**Task description:**
Omit all pictures. Copy exactly the lines from the line containing "Convert this screenshot" to the end of the listing, with both ends included.

**Data extract:**
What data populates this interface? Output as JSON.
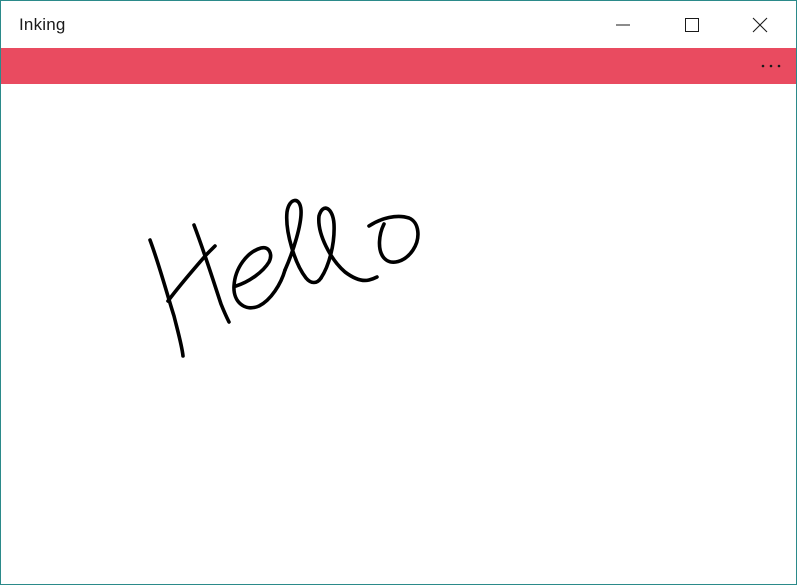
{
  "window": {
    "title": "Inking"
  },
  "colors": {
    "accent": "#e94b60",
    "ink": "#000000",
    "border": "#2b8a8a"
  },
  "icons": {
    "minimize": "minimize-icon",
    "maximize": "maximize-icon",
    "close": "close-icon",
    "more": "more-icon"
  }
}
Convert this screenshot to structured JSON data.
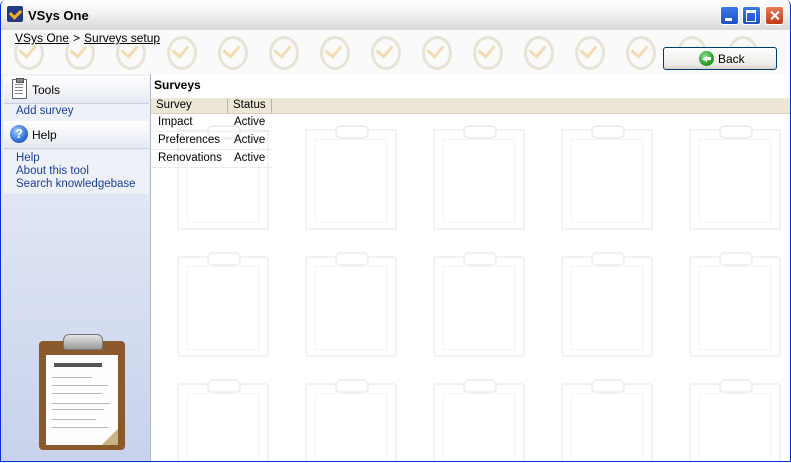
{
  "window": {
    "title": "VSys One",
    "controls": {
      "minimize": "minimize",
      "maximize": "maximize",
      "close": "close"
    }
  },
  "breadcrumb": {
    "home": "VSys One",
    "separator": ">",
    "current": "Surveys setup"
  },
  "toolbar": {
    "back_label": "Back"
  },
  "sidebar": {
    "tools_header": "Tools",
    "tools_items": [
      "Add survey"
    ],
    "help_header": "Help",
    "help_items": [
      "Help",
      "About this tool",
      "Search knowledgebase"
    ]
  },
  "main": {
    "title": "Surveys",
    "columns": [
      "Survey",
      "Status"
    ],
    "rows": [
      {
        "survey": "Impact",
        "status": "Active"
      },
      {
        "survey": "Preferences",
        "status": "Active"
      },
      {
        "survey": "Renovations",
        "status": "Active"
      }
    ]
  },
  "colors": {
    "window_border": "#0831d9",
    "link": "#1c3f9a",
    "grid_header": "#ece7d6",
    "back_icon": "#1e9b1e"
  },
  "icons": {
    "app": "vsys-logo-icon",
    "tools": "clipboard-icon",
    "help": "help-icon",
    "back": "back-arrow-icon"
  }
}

**Task output:**
Convert this screenshot to structured JSON data.
{
  "window": {
    "title": "VSys One",
    "controls": {
      "minimize": "minimize",
      "maximize": "maximize",
      "close": "close"
    }
  },
  "breadcrumb": {
    "home": "VSys One",
    "separator": ">",
    "current": "Surveys setup"
  },
  "toolbar": {
    "back_label": "Back"
  },
  "sidebar": {
    "tools_header": "Tools",
    "tools_items": [
      "Add survey"
    ],
    "help_header": "Help",
    "help_items": [
      "Help",
      "About this tool",
      "Search knowledgebase"
    ]
  },
  "main": {
    "title": "Surveys",
    "columns": [
      "Survey",
      "Status"
    ],
    "rows": [
      {
        "survey": "Impact",
        "status": "Active"
      },
      {
        "survey": "Preferences",
        "status": "Active"
      },
      {
        "survey": "Renovations",
        "status": "Active"
      }
    ]
  },
  "colors": {
    "window_border": "#0831d9",
    "link": "#1c3f9a",
    "grid_header": "#ece7d6",
    "back_icon": "#1e9b1e"
  },
  "icons": {
    "app": "vsys-logo-icon",
    "tools": "clipboard-icon",
    "help": "help-icon",
    "back": "back-arrow-icon"
  }
}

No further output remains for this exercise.